Excerpts from an interface dataset
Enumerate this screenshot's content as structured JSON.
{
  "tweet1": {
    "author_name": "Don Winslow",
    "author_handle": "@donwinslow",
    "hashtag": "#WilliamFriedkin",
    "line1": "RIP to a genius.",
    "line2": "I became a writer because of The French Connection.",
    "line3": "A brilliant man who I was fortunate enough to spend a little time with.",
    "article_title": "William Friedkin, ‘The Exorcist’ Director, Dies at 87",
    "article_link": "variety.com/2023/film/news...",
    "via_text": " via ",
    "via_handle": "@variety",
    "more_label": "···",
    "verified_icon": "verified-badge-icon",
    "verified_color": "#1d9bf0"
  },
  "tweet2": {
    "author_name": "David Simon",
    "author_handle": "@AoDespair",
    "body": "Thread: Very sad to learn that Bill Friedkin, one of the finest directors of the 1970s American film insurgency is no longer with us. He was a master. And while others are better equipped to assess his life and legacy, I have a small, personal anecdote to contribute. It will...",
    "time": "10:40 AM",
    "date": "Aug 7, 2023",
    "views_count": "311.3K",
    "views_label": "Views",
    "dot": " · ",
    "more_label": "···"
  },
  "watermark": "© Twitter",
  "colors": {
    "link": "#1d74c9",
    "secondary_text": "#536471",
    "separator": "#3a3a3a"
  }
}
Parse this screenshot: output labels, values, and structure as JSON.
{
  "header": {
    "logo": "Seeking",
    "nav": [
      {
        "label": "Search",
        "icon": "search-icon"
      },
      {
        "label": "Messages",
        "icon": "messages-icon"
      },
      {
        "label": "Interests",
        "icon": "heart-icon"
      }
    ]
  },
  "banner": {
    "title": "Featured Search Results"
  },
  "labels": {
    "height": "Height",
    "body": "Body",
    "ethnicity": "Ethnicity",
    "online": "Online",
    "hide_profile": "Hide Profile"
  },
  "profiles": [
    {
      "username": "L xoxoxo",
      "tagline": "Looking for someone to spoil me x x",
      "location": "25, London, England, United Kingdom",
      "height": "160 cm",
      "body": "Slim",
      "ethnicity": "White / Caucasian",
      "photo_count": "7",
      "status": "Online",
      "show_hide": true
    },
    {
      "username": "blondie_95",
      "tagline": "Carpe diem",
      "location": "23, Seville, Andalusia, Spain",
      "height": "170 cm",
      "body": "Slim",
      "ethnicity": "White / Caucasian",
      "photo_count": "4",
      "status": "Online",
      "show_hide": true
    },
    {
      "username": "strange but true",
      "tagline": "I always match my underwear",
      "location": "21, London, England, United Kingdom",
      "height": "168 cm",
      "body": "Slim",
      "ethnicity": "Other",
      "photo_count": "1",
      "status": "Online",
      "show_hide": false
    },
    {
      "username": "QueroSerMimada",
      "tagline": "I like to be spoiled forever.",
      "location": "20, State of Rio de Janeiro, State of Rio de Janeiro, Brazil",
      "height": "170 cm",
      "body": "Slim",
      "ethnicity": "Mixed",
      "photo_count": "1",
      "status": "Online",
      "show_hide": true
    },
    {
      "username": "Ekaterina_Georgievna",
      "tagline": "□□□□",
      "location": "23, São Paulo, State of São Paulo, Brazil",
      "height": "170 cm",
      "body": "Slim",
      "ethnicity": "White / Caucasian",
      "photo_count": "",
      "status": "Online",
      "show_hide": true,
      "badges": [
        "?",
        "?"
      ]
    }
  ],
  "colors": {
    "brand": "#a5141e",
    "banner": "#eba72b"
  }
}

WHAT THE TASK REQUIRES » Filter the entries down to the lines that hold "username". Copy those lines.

REPLY TO THE EXERCISE »
      "username": "L xoxoxo",
      "username": "blondie_95",
      "username": "strange but true",
      "username": "QueroSerMimada",
      "username": "Ekaterina_Georgievna",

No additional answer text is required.